[App and web page records]
== Segment start ==
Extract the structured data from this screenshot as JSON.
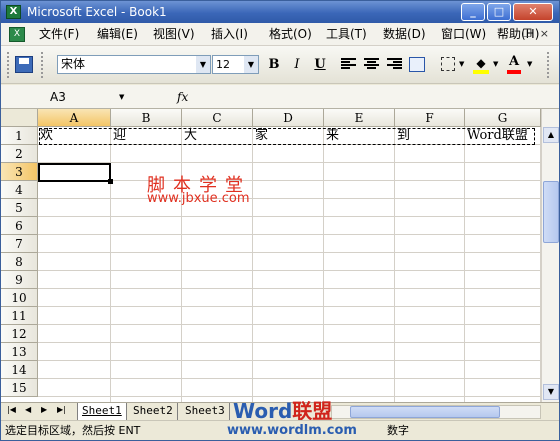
{
  "window": {
    "title": "Microsoft Excel - Book1",
    "app_icon": "excel-icon",
    "controls": [
      "minimize-icon",
      "maximize-icon",
      "close-icon"
    ]
  },
  "menu": {
    "items": [
      "文件(F)",
      "编辑(E)",
      "视图(V)",
      "插入(I)",
      "格式(O)",
      "工具(T)",
      "数据(D)",
      "窗口(W)",
      "帮助(H)"
    ],
    "doc_controls": "- ❐ ×"
  },
  "toolbar": {
    "font_name": "宋体",
    "font_size": "12",
    "bold": "B",
    "italic": "I",
    "underline": "U",
    "font_color_glyph": "A",
    "fill_color": "#ffff00",
    "font_color": "#ff0000"
  },
  "formula_bar": {
    "name_box": "A3",
    "fx": "fx",
    "content": ""
  },
  "grid": {
    "columns": [
      "A",
      "B",
      "C",
      "D",
      "E",
      "F",
      "G"
    ],
    "rows": [
      "1",
      "2",
      "3",
      "4",
      "5",
      "6",
      "7",
      "8",
      "9",
      "10",
      "11",
      "12",
      "13",
      "14",
      "15"
    ],
    "row1_cells": [
      "欢",
      "迎",
      "大",
      "家",
      "来",
      "到",
      "Word联盟"
    ],
    "active_cell": "A3"
  },
  "watermark": {
    "cn": "脚本学堂",
    "url": "www.jbxue.com",
    "brand_word": "Word",
    "brand_cn": "联盟",
    "brand_url": "www.wordlm.com"
  },
  "sheets": {
    "tabs": [
      "Sheet1",
      "Sheet2",
      "Sheet3"
    ],
    "active": "Sheet1"
  },
  "status": {
    "message": "选定目标区域，然后按 ENT",
    "mode": "数字"
  }
}
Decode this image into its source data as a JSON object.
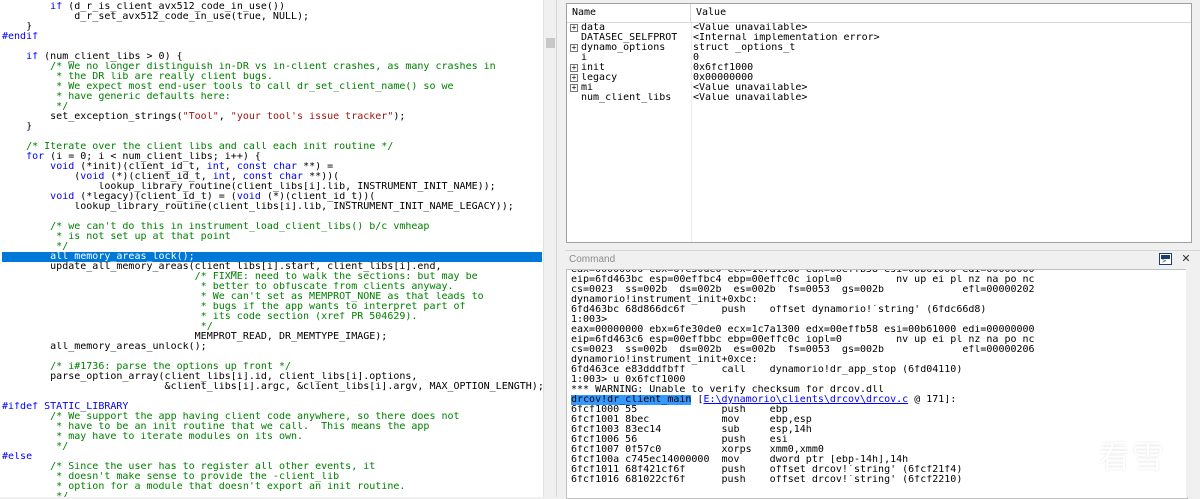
{
  "source": {
    "highlighted_line": 25,
    "lines": [
      [
        {
          "t": "        ",
          "c": "plain"
        },
        {
          "t": "if",
          "c": "kw"
        },
        {
          "t": " (d_r_is_client_avx512_code_in_use())",
          "c": "plain"
        }
      ],
      [
        {
          "t": "            d_r_set_avx512_code_in_use(true, NULL);",
          "c": "plain"
        }
      ],
      [
        {
          "t": "    }",
          "c": "plain"
        }
      ],
      [
        {
          "t": "#endif",
          "c": "pp"
        }
      ],
      [
        {
          "t": "",
          "c": "plain"
        }
      ],
      [
        {
          "t": "    ",
          "c": "plain"
        },
        {
          "t": "if",
          "c": "kw"
        },
        {
          "t": " (num_client_libs > 0) {",
          "c": "plain"
        }
      ],
      [
        {
          "t": "        /* We no longer distinguish in-DR vs in-client crashes, as many crashes in",
          "c": "com"
        }
      ],
      [
        {
          "t": "         * the DR lib are really client bugs.",
          "c": "com"
        }
      ],
      [
        {
          "t": "         * We expect most end-user tools to call dr_set_client_name() so we",
          "c": "com"
        }
      ],
      [
        {
          "t": "         * have generic defaults here:",
          "c": "com"
        }
      ],
      [
        {
          "t": "         */",
          "c": "com"
        }
      ],
      [
        {
          "t": "        set_exception_strings(",
          "c": "plain"
        },
        {
          "t": "\"Tool\"",
          "c": "str"
        },
        {
          "t": ", ",
          "c": "plain"
        },
        {
          "t": "\"your tool's issue tracker\"",
          "c": "str"
        },
        {
          "t": ");",
          "c": "plain"
        }
      ],
      [
        {
          "t": "    }",
          "c": "plain"
        }
      ],
      [
        {
          "t": "",
          "c": "plain"
        }
      ],
      [
        {
          "t": "    /* Iterate over the client libs and call each init routine */",
          "c": "com"
        }
      ],
      [
        {
          "t": "    ",
          "c": "plain"
        },
        {
          "t": "for",
          "c": "kw"
        },
        {
          "t": " (i = 0; i < num_client_libs; i++) {",
          "c": "plain"
        }
      ],
      [
        {
          "t": "        ",
          "c": "plain"
        },
        {
          "t": "void",
          "c": "kw"
        },
        {
          "t": " (*init)(client_id_t, ",
          "c": "plain"
        },
        {
          "t": "int",
          "c": "kw"
        },
        {
          "t": ", ",
          "c": "plain"
        },
        {
          "t": "const char",
          "c": "kw"
        },
        {
          "t": " **) =",
          "c": "plain"
        }
      ],
      [
        {
          "t": "            (",
          "c": "plain"
        },
        {
          "t": "void",
          "c": "kw"
        },
        {
          "t": " (*)(client_id_t, ",
          "c": "plain"
        },
        {
          "t": "int",
          "c": "kw"
        },
        {
          "t": ", ",
          "c": "plain"
        },
        {
          "t": "const char",
          "c": "kw"
        },
        {
          "t": " **))(",
          "c": "plain"
        }
      ],
      [
        {
          "t": "                lookup_library_routine(client_libs[i].lib, INSTRUMENT_INIT_NAME));",
          "c": "plain"
        }
      ],
      [
        {
          "t": "        ",
          "c": "plain"
        },
        {
          "t": "void",
          "c": "kw"
        },
        {
          "t": " (*legacy)(client_id_t) = (",
          "c": "plain"
        },
        {
          "t": "void",
          "c": "kw"
        },
        {
          "t": " (*)(client_id_t))(",
          "c": "plain"
        }
      ],
      [
        {
          "t": "            lookup_library_routine(client_libs[i].lib, INSTRUMENT_INIT_NAME_LEGACY));",
          "c": "plain"
        }
      ],
      [
        {
          "t": "",
          "c": "plain"
        }
      ],
      [
        {
          "t": "        /* we can't do this in instrument_load_client_libs() b/c vmheap",
          "c": "com"
        }
      ],
      [
        {
          "t": "         * is not set up at that point",
          "c": "com"
        }
      ],
      [
        {
          "t": "         */",
          "c": "com"
        }
      ],
      [
        {
          "t": "        all_memory_areas_lock();",
          "c": "plain"
        }
      ],
      [
        {
          "t": "        update_all_memory_areas(client_libs[i].start, client_libs[i].end,",
          "c": "plain"
        }
      ],
      [
        {
          "t": "                                /* FIXME: need to walk the sections: but may be",
          "c": "com"
        }
      ],
      [
        {
          "t": "                                 * better to obfuscate from clients anyway.",
          "c": "com"
        }
      ],
      [
        {
          "t": "                                 * We can't set as MEMPROT_NONE as that leads to",
          "c": "com"
        }
      ],
      [
        {
          "t": "                                 * bugs if the app wants to interpret part of",
          "c": "com"
        }
      ],
      [
        {
          "t": "                                 * its code section (xref PR 504629).",
          "c": "com"
        }
      ],
      [
        {
          "t": "                                 */",
          "c": "com"
        }
      ],
      [
        {
          "t": "                                MEMPROT_READ, DR_MEMTYPE_IMAGE);",
          "c": "plain"
        }
      ],
      [
        {
          "t": "        all_memory_areas_unlock();",
          "c": "plain"
        }
      ],
      [
        {
          "t": "",
          "c": "plain"
        }
      ],
      [
        {
          "t": "        /* i#1736: parse the options up front */",
          "c": "com"
        }
      ],
      [
        {
          "t": "        parse_option_array(client_libs[i].id, client_libs[i].options,",
          "c": "plain"
        }
      ],
      [
        {
          "t": "                           &client_libs[i].argc, &client_libs[i].argv, MAX_OPTION_LENGTH);",
          "c": "plain"
        }
      ],
      [
        {
          "t": "",
          "c": "plain"
        }
      ],
      [
        {
          "t": "#ifdef STATIC_LIBRARY",
          "c": "pp"
        }
      ],
      [
        {
          "t": "        /* We support the app having client code anywhere, so there does not",
          "c": "com"
        }
      ],
      [
        {
          "t": "         * have to be an init routine that we call.  This means the app",
          "c": "com"
        }
      ],
      [
        {
          "t": "         * may have to iterate modules on its own.",
          "c": "com"
        }
      ],
      [
        {
          "t": "         */",
          "c": "com"
        }
      ],
      [
        {
          "t": "#else",
          "c": "pp"
        }
      ],
      [
        {
          "t": "        /* Since the user has to register all other events, it",
          "c": "com"
        }
      ],
      [
        {
          "t": "         * doesn't make sense to provide the -client_lib",
          "c": "com"
        }
      ],
      [
        {
          "t": "         * option for a module that doesn't export an init routine.",
          "c": "com"
        }
      ],
      [
        {
          "t": "         */",
          "c": "com"
        }
      ]
    ]
  },
  "watch": {
    "header_name": "Name",
    "header_value": "Value",
    "rows": [
      {
        "expand": "+",
        "name": "data",
        "value": "<Value unavailable>"
      },
      {
        "expand": "",
        "name": "DATASEC_SELFPROT",
        "value": "<Internal implementation error>"
      },
      {
        "expand": "+",
        "name": "dynamo_options",
        "value": "struct _options_t"
      },
      {
        "expand": "",
        "name": "i",
        "value": "0"
      },
      {
        "expand": "+",
        "name": "init",
        "value": "0x6fcf1000"
      },
      {
        "expand": "+",
        "name": "legacy",
        "value": "0x00000000"
      },
      {
        "expand": "+",
        "name": "mi",
        "value": "<Value unavailable>"
      },
      {
        "expand": "",
        "name": "num_client_libs",
        "value": "<Value unavailable>"
      }
    ]
  },
  "command": {
    "title": "Command",
    "icon": "console-icon",
    "lines": [
      [
        {
          "t": "eax=00000000 ebx=6fe30de0 ecx=1c7a1300 edx=00effb58 esi=00b61000 edi=00000000"
        }
      ],
      [
        {
          "t": "eip=6fd463bc esp=00effbc4 ebp=00effc0c iopl=0         nv up ei pl nz na po nc"
        }
      ],
      [
        {
          "t": "cs=0023  ss=002b  ds=002b  es=002b  fs=0053  gs=002b             efl=00000202"
        }
      ],
      [
        {
          "t": "dynamorio!instrument_init+0xbc:"
        }
      ],
      [
        {
          "t": "6fd463bc 68d866dc6f      push    offset dynamorio!`string' (6fdc66d8)"
        }
      ],
      [
        {
          "t": "1:003>"
        }
      ],
      [
        {
          "t": "eax=00000000 ebx=6fe30de0 ecx=1c7a1300 edx=00effb58 esi=00b61000 edi=00000000"
        }
      ],
      [
        {
          "t": "eip=6fd463c6 esp=00effbbc ebp=00effc0c iopl=0         nv up ei pl nz na po nc"
        }
      ],
      [
        {
          "t": "cs=0023  ss=002b  ds=002b  es=002b  fs=0053  gs=002b             efl=00000206"
        }
      ],
      [
        {
          "t": "dynamorio!instrument_init+0xce:"
        }
      ],
      [
        {
          "t": "6fd463ce e83dddfbff      call    dynamorio!dr_app_stop (6fd04110)"
        }
      ],
      [
        {
          "t": "1:003> u 0x6fcf1000"
        }
      ],
      [
        {
          "t": "*** WARNING: Unable to verify checksum for drcov.dll"
        }
      ],
      [
        {
          "t": "drcov!dr_client_main",
          "k": "sel"
        },
        {
          "t": " ["
        },
        {
          "t": "E:\\dynamorio\\clients\\drcov\\drcov.c",
          "k": "link"
        },
        {
          "t": " @ 171]:"
        }
      ],
      [
        {
          "t": "6fcf1000 55              push    ebp"
        }
      ],
      [
        {
          "t": "6fcf1001 8bec            mov     ebp,esp"
        }
      ],
      [
        {
          "t": "6fcf1003 83ec14          sub     esp,14h"
        }
      ],
      [
        {
          "t": "6fcf1006 56              push    esi"
        }
      ],
      [
        {
          "t": "6fcf1007 0f57c0          xorps   xmm0,xmm0"
        }
      ],
      [
        {
          "t": "6fcf100a c745ec14000000  mov     dword ptr [ebp-14h],14h"
        }
      ],
      [
        {
          "t": "6fcf1011 68f421cf6f      push    offset drcov!`string' (6fcf21f4)"
        }
      ],
      [
        {
          "t": "6fcf1016 681022cf6f      push    offset drcov!`string' (6fcf2210)"
        }
      ]
    ]
  },
  "watermark": {
    "text": "看雪",
    "icon": "snowflake-icon"
  },
  "colors": {
    "comment": "#008000",
    "keyword": "#0000ff",
    "string": "#a31515",
    "selection": "#0078d7",
    "link": "#0000ff"
  }
}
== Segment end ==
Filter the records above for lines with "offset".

          "t": "6fd463bc 68d866dc6f      push    offset dynamorio!`string' (6fdc66d8)"
          "t": "6fcf1011 68f421cf6f      push    offset drcov!`string' (6fcf21f4)"
          "t": "6fcf1016 681022cf6f      push    offset drcov!`string' (6fcf2210)"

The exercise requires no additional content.